Task requirements
Copy out each line of the data below in which the string "datetime" appears.

++++ Records supplied

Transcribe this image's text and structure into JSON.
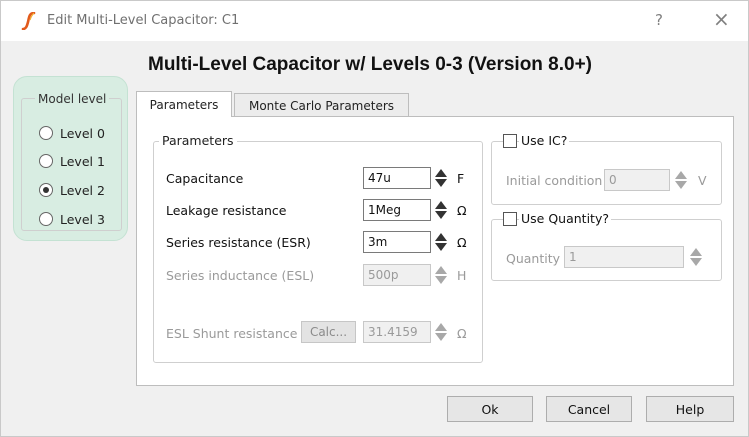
{
  "window": {
    "title": "Edit Multi-Level Capacitor: C1",
    "help_glyph": "?",
    "close_glyph": "×"
  },
  "heading": "Multi-Level Capacitor w/ Levels 0-3 (Version 8.0+)",
  "model_level": {
    "title": "Model level",
    "options": [
      "Level 0",
      "Level 1",
      "Level 2",
      "Level 3"
    ],
    "selected": "Level 2"
  },
  "tabs": [
    {
      "label": "Parameters",
      "active": true
    },
    {
      "label": "Monte Carlo Parameters",
      "active": false
    }
  ],
  "parameters": {
    "group_title": "Parameters",
    "rows": [
      {
        "label": "Capacitance",
        "value": "47u",
        "unit": "F",
        "enabled": true
      },
      {
        "label": "Leakage resistance",
        "value": "1Meg",
        "unit": "Ω",
        "enabled": true
      },
      {
        "label": "Series resistance (ESR)",
        "value": "3m",
        "unit": "Ω",
        "enabled": true
      },
      {
        "label": "Series inductance (ESL)",
        "value": "500p",
        "unit": "H",
        "enabled": false
      },
      {
        "label": "ESL Shunt resistance",
        "value": "31.4159",
        "unit": "Ω",
        "enabled": false
      }
    ],
    "calc_label": "Calc..."
  },
  "use_ic": {
    "label": "Use IC?",
    "checked": false,
    "field_label": "Initial condition",
    "value": "0",
    "unit": "V"
  },
  "use_quantity": {
    "label": "Use Quantity?",
    "checked": false,
    "field_label": "Quantity",
    "value": "1"
  },
  "buttons": {
    "ok": "Ok",
    "cancel": "Cancel",
    "help": "Help"
  },
  "colors": {
    "model_level_highlight": "#d8ede2",
    "app_icon": "#e25a1c"
  },
  "icons": {
    "app": "app-logo-icon",
    "spin": "spin-arrows-icon"
  }
}
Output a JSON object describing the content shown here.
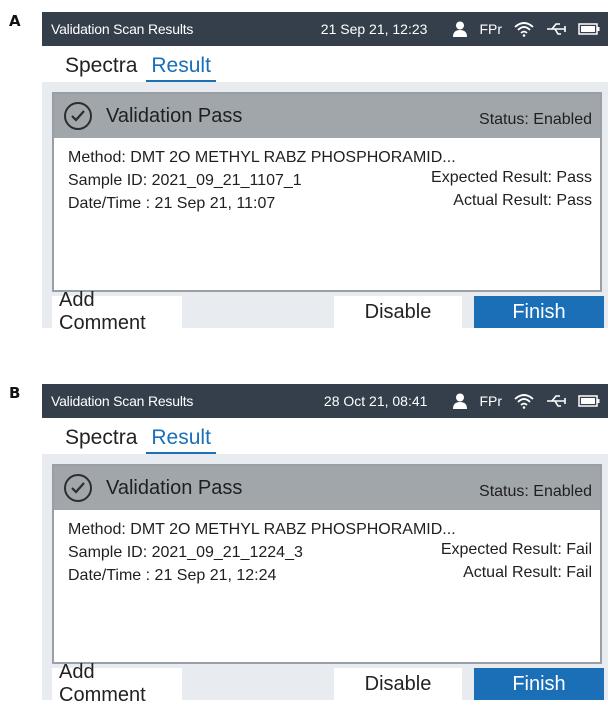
{
  "panels": [
    {
      "letter": "A",
      "statusbar": {
        "title": "Validation Scan Results",
        "datetime": "21 Sep 21, 12:23",
        "user": "FPr"
      },
      "tabs": [
        "Spectra",
        "Result"
      ],
      "card": {
        "title": "Validation Pass",
        "status": "Status: Enabled",
        "method": "Method:  DMT 2O METHYL RABZ PHOSPHORAMID...",
        "sample": "Sample ID:  2021_09_21_1107_1",
        "datetime": "Date/Time :  21 Sep 21, 11:07",
        "expected": "Expected Result:  Pass",
        "actual": "Actual Result:  Pass"
      },
      "buttons": {
        "comment": "Add Comment",
        "disable": "Disable",
        "finish": "Finish"
      }
    },
    {
      "letter": "B",
      "statusbar": {
        "title": "Validation Scan Results",
        "datetime": "28 Oct 21, 08:41",
        "user": "FPr"
      },
      "tabs": [
        "Spectra",
        "Result"
      ],
      "card": {
        "title": "Validation Pass",
        "status": "Status: Enabled",
        "method": "Method:  DMT 2O METHYL RABZ PHOSPHORAMID...",
        "sample": "Sample ID:  2021_09_21_1224_3",
        "datetime": "Date/Time :  21 Sep 21, 12:24",
        "expected": "Expected Result:  Fail",
        "actual": "Actual Result:  Fail"
      },
      "buttons": {
        "comment": "Add Comment",
        "disable": "Disable",
        "finish": "Finish"
      }
    }
  ],
  "colors": {
    "statusbar_bg": "#343f4b",
    "accent": "#1a6fb7",
    "card_header_bg": "#a1a6ab",
    "device_bg": "#e8ecf0"
  },
  "icons": [
    "user-icon",
    "wifi-icon",
    "usb-icon",
    "battery-icon",
    "check-circle-icon"
  ]
}
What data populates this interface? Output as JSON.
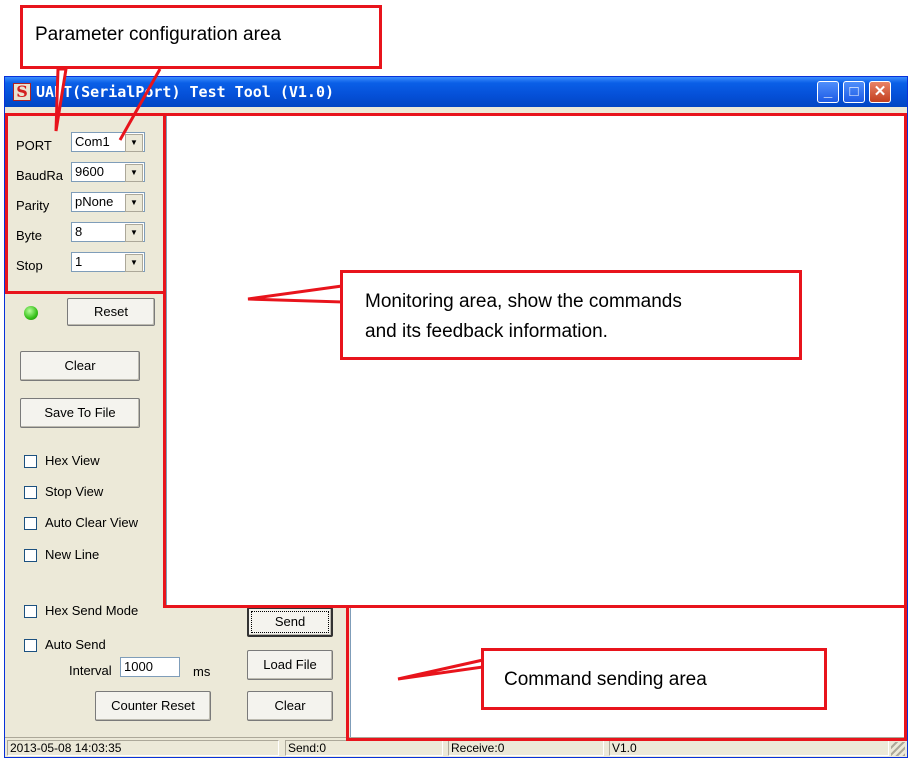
{
  "window": {
    "title": "UART(SerialPort) Test Tool (V1.0)",
    "icon_letter": "S"
  },
  "title_buttons": {
    "minimize_glyph": "_",
    "maximize_glyph": "□",
    "close_glyph": "✕"
  },
  "config": {
    "port_label": "PORT",
    "port_value": "Com1",
    "baud_label": "BaudRa",
    "baud_value": "9600",
    "parity_label": "Parity",
    "parity_value": "pNone",
    "byte_label": "Byte",
    "byte_value": "8",
    "stop_label": "Stop",
    "stop_value": "1"
  },
  "buttons": {
    "reset": "Reset",
    "clear_view": "Clear",
    "save_to_file": "Save To File",
    "send": "Send",
    "load_file": "Load File",
    "clear_send": "Clear",
    "counter_reset": "Counter Reset"
  },
  "options": {
    "hex_view": "Hex View",
    "stop_view": "Stop View",
    "auto_clear_view": "Auto Clear View",
    "new_line": "New Line",
    "hex_send_mode": "Hex Send Mode",
    "auto_send": "Auto Send"
  },
  "interval": {
    "label": "Interval",
    "value": "1000",
    "unit": "ms"
  },
  "status": {
    "datetime": "2013-05-08 14:03:35",
    "send": "Send:0",
    "receive": "Receive:0",
    "version": "V1.0"
  },
  "annotations": {
    "param": "Parameter configuration area",
    "monitor_line1": "Monitoring area, show the commands",
    "monitor_line2": "and its feedback information.",
    "command": "Command sending area"
  },
  "colors": {
    "annotation_red": "#e8141c",
    "titlebar_blue": "#0550d8",
    "window_bg": "#ece9d8",
    "led_green": "#35c018"
  },
  "icons": {
    "dropdown": "dropdown-arrow-icon",
    "led": "status-led-icon",
    "app": "app-logo-icon"
  }
}
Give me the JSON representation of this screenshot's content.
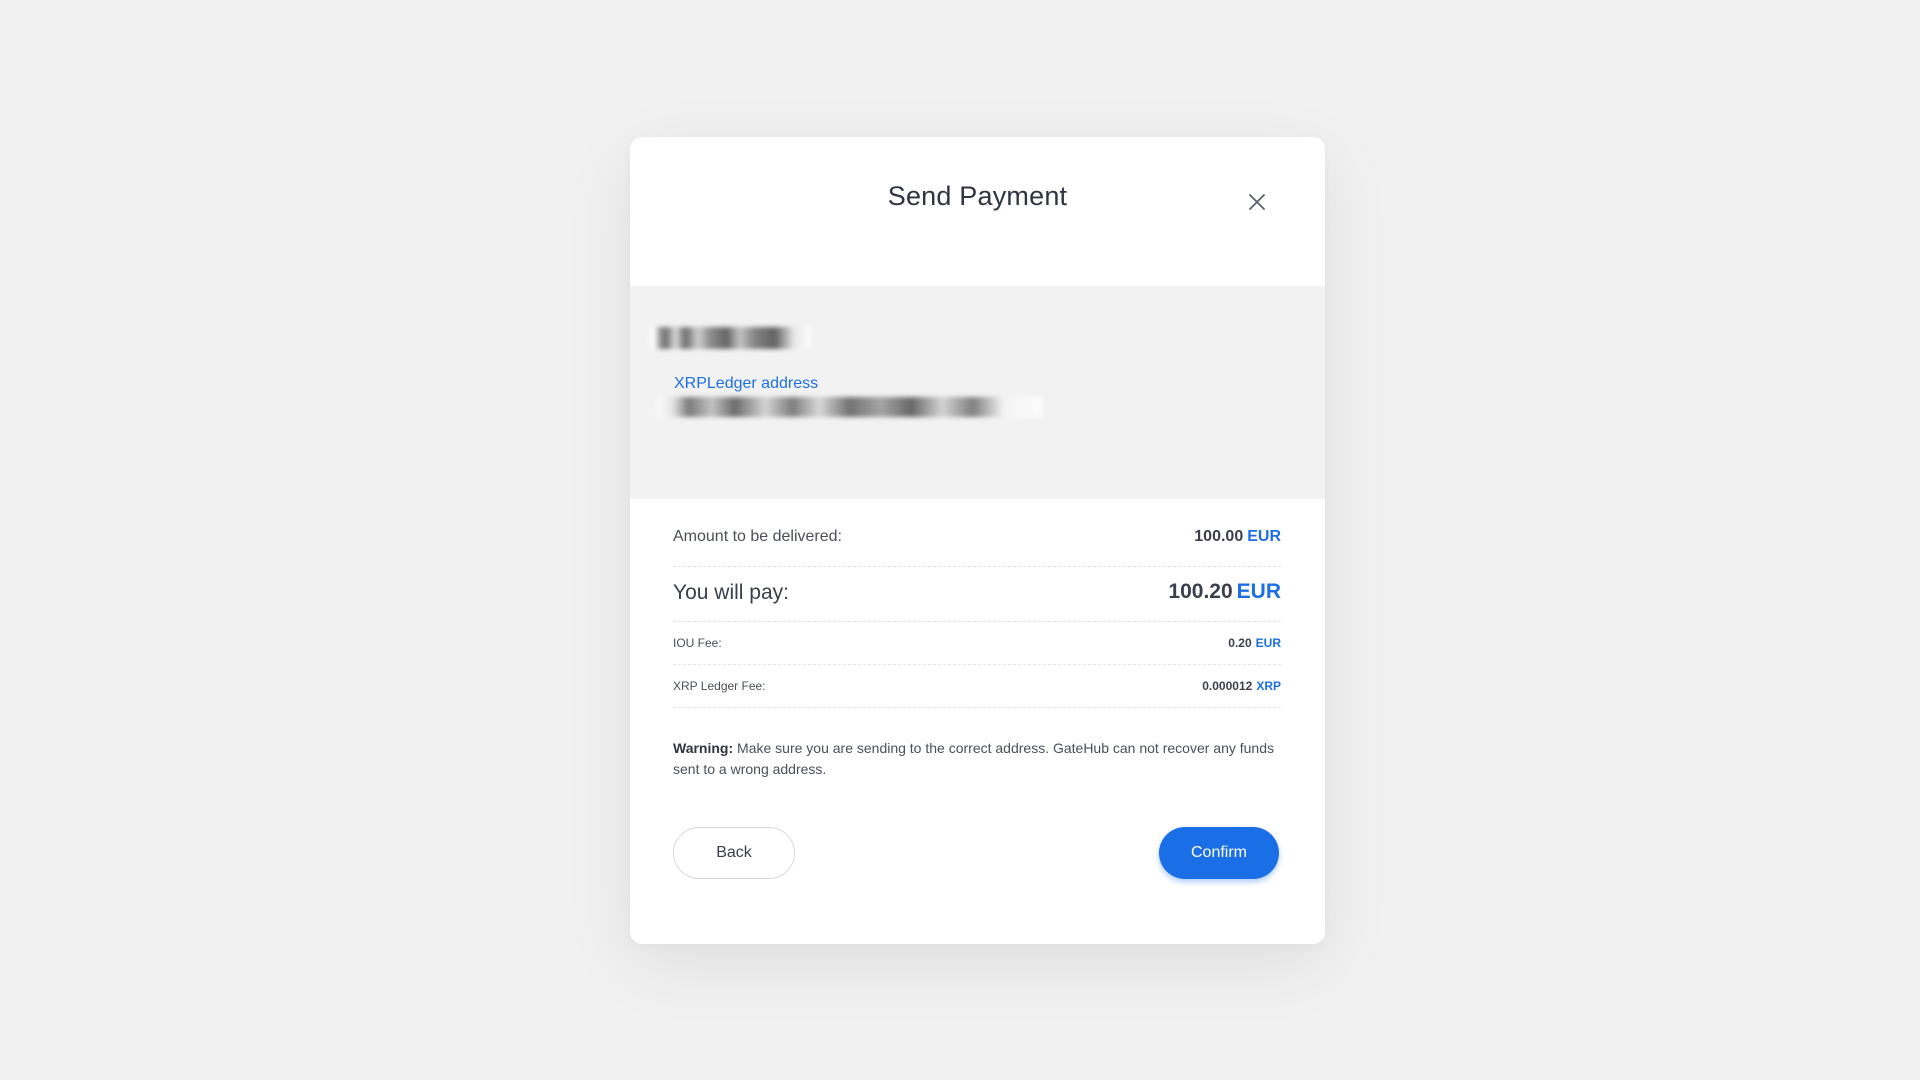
{
  "modal": {
    "title": "Send Payment"
  },
  "recipient": {
    "address_label": "XRPLedger address"
  },
  "details": {
    "amount_delivered": {
      "label": "Amount to be delivered:",
      "value": "100.00",
      "currency": "EUR"
    },
    "you_will_pay": {
      "label": "You will pay:",
      "value": "100.20",
      "currency": "EUR"
    },
    "iou_fee": {
      "label": "IOU Fee:",
      "value": "0.20",
      "currency": "EUR"
    },
    "xrp_ledger_fee": {
      "label": "XRP Ledger Fee:",
      "value": "0.000012",
      "currency": "XRP"
    }
  },
  "warning": {
    "title": "Warning:",
    "text": "Make sure you are sending to the correct address. GateHub can not recover any funds sent to a wrong address."
  },
  "buttons": {
    "back_label": "Back",
    "confirm_label": "Confirm"
  },
  "colors": {
    "accent": "#1a6fe6",
    "link": "#1c6fe3",
    "background": "#f1f1f1"
  },
  "icons": {
    "close": "close-icon"
  }
}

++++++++

Output below
        "datetime": "21 Sep 21, 12:23",
        "datetime": "Date/Time :  21 Sep 21, 11:07",
        "datetime": "28 Oct 21, 08:41",
        "datetime": "Date/Time :  21 Sep 21, 12:24",
    "datetime": "2013-05-08 14:03:35",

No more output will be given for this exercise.